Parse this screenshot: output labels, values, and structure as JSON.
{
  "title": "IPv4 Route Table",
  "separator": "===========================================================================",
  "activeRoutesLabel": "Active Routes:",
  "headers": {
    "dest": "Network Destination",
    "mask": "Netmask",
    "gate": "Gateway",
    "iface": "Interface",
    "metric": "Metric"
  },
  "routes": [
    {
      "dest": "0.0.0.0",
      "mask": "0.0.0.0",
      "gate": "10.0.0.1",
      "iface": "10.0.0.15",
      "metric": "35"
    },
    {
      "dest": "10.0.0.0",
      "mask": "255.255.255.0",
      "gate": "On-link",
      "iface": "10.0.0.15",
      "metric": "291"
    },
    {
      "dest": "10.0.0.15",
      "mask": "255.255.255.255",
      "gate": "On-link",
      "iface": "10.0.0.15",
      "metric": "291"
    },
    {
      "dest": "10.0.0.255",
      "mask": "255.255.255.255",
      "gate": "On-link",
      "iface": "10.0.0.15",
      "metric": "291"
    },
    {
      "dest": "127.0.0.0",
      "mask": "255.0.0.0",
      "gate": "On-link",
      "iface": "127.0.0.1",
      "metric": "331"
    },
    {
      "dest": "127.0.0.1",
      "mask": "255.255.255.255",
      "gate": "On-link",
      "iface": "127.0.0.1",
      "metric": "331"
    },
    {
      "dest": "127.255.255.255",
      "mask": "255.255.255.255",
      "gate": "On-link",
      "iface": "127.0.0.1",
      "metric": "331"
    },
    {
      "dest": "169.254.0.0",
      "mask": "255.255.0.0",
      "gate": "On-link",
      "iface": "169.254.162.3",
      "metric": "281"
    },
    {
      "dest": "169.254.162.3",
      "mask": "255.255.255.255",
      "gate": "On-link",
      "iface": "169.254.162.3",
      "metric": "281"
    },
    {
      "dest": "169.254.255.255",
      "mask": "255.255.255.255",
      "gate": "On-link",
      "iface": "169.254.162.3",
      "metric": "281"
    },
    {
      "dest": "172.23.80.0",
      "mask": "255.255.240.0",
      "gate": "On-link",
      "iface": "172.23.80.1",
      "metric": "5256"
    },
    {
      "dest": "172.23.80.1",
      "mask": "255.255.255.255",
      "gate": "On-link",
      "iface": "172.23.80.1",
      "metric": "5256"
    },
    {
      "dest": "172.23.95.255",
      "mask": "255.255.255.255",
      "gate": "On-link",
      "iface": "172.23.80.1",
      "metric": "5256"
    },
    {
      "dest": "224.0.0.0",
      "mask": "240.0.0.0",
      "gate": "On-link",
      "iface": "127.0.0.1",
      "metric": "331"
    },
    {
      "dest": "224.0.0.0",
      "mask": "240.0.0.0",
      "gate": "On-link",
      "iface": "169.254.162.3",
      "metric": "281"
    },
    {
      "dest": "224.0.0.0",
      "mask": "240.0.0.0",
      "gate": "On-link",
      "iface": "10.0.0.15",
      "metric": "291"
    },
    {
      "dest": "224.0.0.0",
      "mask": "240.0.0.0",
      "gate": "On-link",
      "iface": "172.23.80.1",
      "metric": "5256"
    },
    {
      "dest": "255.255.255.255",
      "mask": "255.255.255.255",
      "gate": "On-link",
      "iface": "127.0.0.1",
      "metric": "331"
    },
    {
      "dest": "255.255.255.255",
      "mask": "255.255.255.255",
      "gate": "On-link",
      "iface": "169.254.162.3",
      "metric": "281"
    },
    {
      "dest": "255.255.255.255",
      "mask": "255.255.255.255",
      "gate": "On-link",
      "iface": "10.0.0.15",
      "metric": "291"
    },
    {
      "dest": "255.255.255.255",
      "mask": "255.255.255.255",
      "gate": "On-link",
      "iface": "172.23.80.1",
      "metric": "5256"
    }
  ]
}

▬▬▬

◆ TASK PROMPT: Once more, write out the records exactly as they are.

◆ RESPONSE TO THE EXERCISE:
Parse this screenshot: output labels, values, and structure as JSON.
{
  "title": "IPv4 Route Table",
  "separator": "===========================================================================",
  "activeRoutesLabel": "Active Routes:",
  "headers": {
    "dest": "Network Destination",
    "mask": "Netmask",
    "gate": "Gateway",
    "iface": "Interface",
    "metric": "Metric"
  },
  "routes": [
    {
      "dest": "0.0.0.0",
      "mask": "0.0.0.0",
      "gate": "10.0.0.1",
      "iface": "10.0.0.15",
      "metric": "35"
    },
    {
      "dest": "10.0.0.0",
      "mask": "255.255.255.0",
      "gate": "On-link",
      "iface": "10.0.0.15",
      "metric": "291"
    },
    {
      "dest": "10.0.0.15",
      "mask": "255.255.255.255",
      "gate": "On-link",
      "iface": "10.0.0.15",
      "metric": "291"
    },
    {
      "dest": "10.0.0.255",
      "mask": "255.255.255.255",
      "gate": "On-link",
      "iface": "10.0.0.15",
      "metric": "291"
    },
    {
      "dest": "127.0.0.0",
      "mask": "255.0.0.0",
      "gate": "On-link",
      "iface": "127.0.0.1",
      "metric": "331"
    },
    {
      "dest": "127.0.0.1",
      "mask": "255.255.255.255",
      "gate": "On-link",
      "iface": "127.0.0.1",
      "metric": "331"
    },
    {
      "dest": "127.255.255.255",
      "mask": "255.255.255.255",
      "gate": "On-link",
      "iface": "127.0.0.1",
      "metric": "331"
    },
    {
      "dest": "169.254.0.0",
      "mask": "255.255.0.0",
      "gate": "On-link",
      "iface": "169.254.162.3",
      "metric": "281"
    },
    {
      "dest": "169.254.162.3",
      "mask": "255.255.255.255",
      "gate": "On-link",
      "iface": "169.254.162.3",
      "metric": "281"
    },
    {
      "dest": "169.254.255.255",
      "mask": "255.255.255.255",
      "gate": "On-link",
      "iface": "169.254.162.3",
      "metric": "281"
    },
    {
      "dest": "172.23.80.0",
      "mask": "255.255.240.0",
      "gate": "On-link",
      "iface": "172.23.80.1",
      "metric": "5256"
    },
    {
      "dest": "172.23.80.1",
      "mask": "255.255.255.255",
      "gate": "On-link",
      "iface": "172.23.80.1",
      "metric": "5256"
    },
    {
      "dest": "172.23.95.255",
      "mask": "255.255.255.255",
      "gate": "On-link",
      "iface": "172.23.80.1",
      "metric": "5256"
    },
    {
      "dest": "224.0.0.0",
      "mask": "240.0.0.0",
      "gate": "On-link",
      "iface": "127.0.0.1",
      "metric": "331"
    },
    {
      "dest": "224.0.0.0",
      "mask": "240.0.0.0",
      "gate": "On-link",
      "iface": "169.254.162.3",
      "metric": "281"
    },
    {
      "dest": "224.0.0.0",
      "mask": "240.0.0.0",
      "gate": "On-link",
      "iface": "10.0.0.15",
      "metric": "291"
    },
    {
      "dest": "224.0.0.0",
      "mask": "240.0.0.0",
      "gate": "On-link",
      "iface": "172.23.80.1",
      "metric": "5256"
    },
    {
      "dest": "255.255.255.255",
      "mask": "255.255.255.255",
      "gate": "On-link",
      "iface": "127.0.0.1",
      "metric": "331"
    },
    {
      "dest": "255.255.255.255",
      "mask": "255.255.255.255",
      "gate": "On-link",
      "iface": "169.254.162.3",
      "metric": "281"
    },
    {
      "dest": "255.255.255.255",
      "mask": "255.255.255.255",
      "gate": "On-link",
      "iface": "10.0.0.15",
      "metric": "291"
    },
    {
      "dest": "255.255.255.255",
      "mask": "255.255.255.255",
      "gate": "On-link",
      "iface": "172.23.80.1",
      "metric": "5256"
    }
  ]
}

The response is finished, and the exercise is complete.